“Past performance is not a reliable indicator of future results.” As fiduciary advisors, this statement is burned into our psyche at Bryant & Brannock. We were reminded of this recently when our conversation with a client turned to his account performance since the latest rebalancing of his portfolio. The positions we reduced outperformed the positions we added to. In other words, he would have been better off if we had done nothing. Ouch! Why skim from the winners and beef up the losers? It is a great question and one that is especially timely. The Dow Jones Industrial Average index, the S&P 500 Index and the NASDAQ index all hit record highs last week.
Most of us are familiar with the old adage to buy low and sell high.
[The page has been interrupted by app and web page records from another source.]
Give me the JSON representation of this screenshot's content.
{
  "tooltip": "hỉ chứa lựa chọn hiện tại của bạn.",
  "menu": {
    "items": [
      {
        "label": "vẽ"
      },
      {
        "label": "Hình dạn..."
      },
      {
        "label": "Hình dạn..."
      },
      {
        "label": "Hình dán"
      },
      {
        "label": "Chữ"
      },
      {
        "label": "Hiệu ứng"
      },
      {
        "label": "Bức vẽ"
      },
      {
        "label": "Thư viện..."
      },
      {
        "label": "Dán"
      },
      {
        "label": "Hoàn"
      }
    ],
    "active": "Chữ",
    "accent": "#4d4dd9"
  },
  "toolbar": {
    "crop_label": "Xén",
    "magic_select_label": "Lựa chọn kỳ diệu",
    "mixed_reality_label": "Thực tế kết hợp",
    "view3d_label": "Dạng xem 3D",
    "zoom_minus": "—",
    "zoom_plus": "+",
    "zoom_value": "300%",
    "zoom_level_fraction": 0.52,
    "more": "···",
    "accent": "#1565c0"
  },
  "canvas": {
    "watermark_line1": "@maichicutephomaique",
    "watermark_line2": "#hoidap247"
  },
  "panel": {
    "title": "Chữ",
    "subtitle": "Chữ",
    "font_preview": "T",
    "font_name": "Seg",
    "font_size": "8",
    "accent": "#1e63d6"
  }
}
It makes sense whether you are talking about stocks, baseball trading cards or Beanie Babies. If we sell something for more than we paid for it, we make a profit. That is a simple concept. It becomes more complicated when you take into consideration variables such as time horizon, present value and future value. For example, the discounted meat at the grocery store has a limited shelf life, and clothing that is marked 50% off is probably no longer in fashion or is out of season. Conversely, we expect to pay more for fresh meat and the trendiest fashions coming right off the runway. We inherently understand the influence of time horizon on these types of products.
What happens if we change up the variables a little bit? Maybe you have a big freezer so you can stock up on discounted meat. You take on the risk of potential freezer burn or perhaps a power outage, but you are willing to assume that risk to save money now. And maybe you don’t care about being fashionable, or you can wear shorts in January because you don’t spend much time outside. Your ability to control these variables allows you to apply a different present value and future value to these items than other people might.
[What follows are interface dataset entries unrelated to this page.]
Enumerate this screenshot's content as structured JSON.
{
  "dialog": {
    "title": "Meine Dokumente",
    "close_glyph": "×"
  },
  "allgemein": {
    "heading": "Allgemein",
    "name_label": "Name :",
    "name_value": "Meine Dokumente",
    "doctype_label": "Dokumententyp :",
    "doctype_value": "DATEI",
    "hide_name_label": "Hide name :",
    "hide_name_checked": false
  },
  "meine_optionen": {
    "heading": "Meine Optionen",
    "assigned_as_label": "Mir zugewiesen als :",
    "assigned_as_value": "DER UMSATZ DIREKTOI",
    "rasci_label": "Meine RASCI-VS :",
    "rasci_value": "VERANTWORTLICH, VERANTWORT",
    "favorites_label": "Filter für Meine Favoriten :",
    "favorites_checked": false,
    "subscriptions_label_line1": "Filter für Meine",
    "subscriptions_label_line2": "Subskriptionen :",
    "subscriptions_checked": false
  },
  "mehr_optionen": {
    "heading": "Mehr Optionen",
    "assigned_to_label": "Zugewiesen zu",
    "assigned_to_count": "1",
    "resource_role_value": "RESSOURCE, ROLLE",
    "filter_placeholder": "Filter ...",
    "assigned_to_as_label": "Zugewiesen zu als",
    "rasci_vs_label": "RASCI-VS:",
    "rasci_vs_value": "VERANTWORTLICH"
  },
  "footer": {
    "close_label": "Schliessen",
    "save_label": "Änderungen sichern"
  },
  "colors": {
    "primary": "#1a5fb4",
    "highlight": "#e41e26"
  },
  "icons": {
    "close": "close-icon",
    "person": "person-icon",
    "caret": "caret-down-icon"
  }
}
Determining the present value and future value of stocks is much more complicated. There are many, many variables to consider, and we have virtually no control over any of them. We can mitigate some of that risk by investing in baskets of stocks, like an index, rather than buying individual stocks. We can further reduce risk by investing in a variety of sectors. Certain market conditions will benefit some asset classes more so than others. This philosophy of diversification is the foundation of our approach to investing.
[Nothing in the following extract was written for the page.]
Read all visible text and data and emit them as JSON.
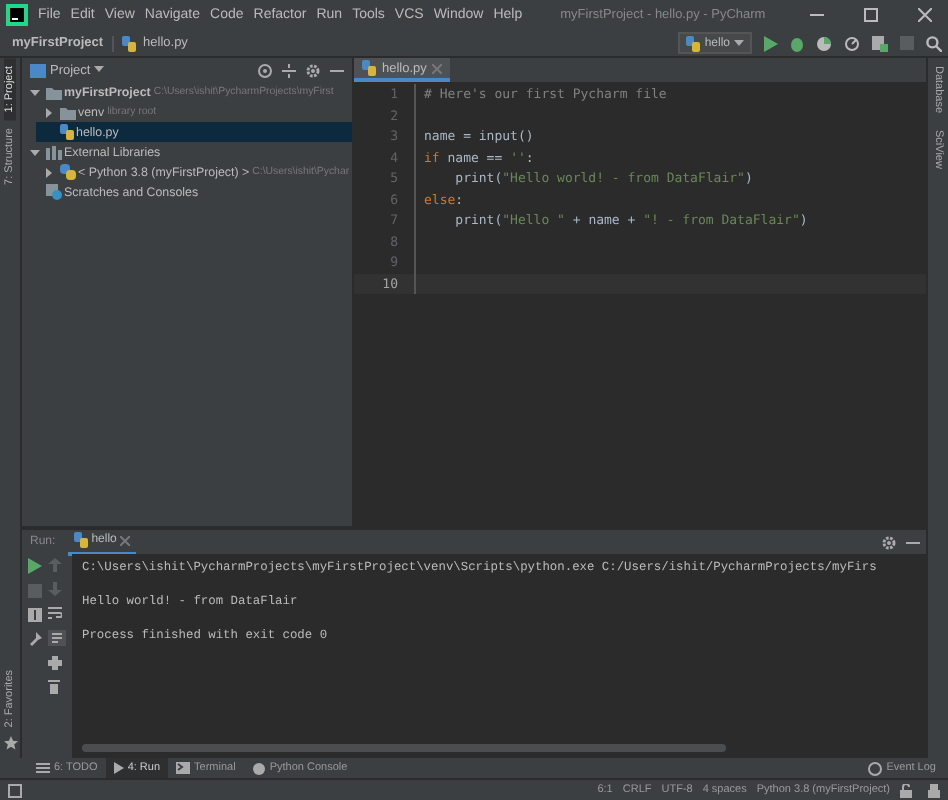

Which brings us back to that basic investing principle of buying low and selling high. With investments across a broad range of asset classes, some sectors are going to outperform others at different times. We can’t know for certain which sectors will be in the best position for growth over the upcoming time frame. By periodically rebalancing, we force ourselves to sell positions that have done well, and to buy positions that have underperformed. We are selling high, and, hopefully, buying low. We believe that this system, done with the appropriate asset allocation, provides a practical approach for long term investing.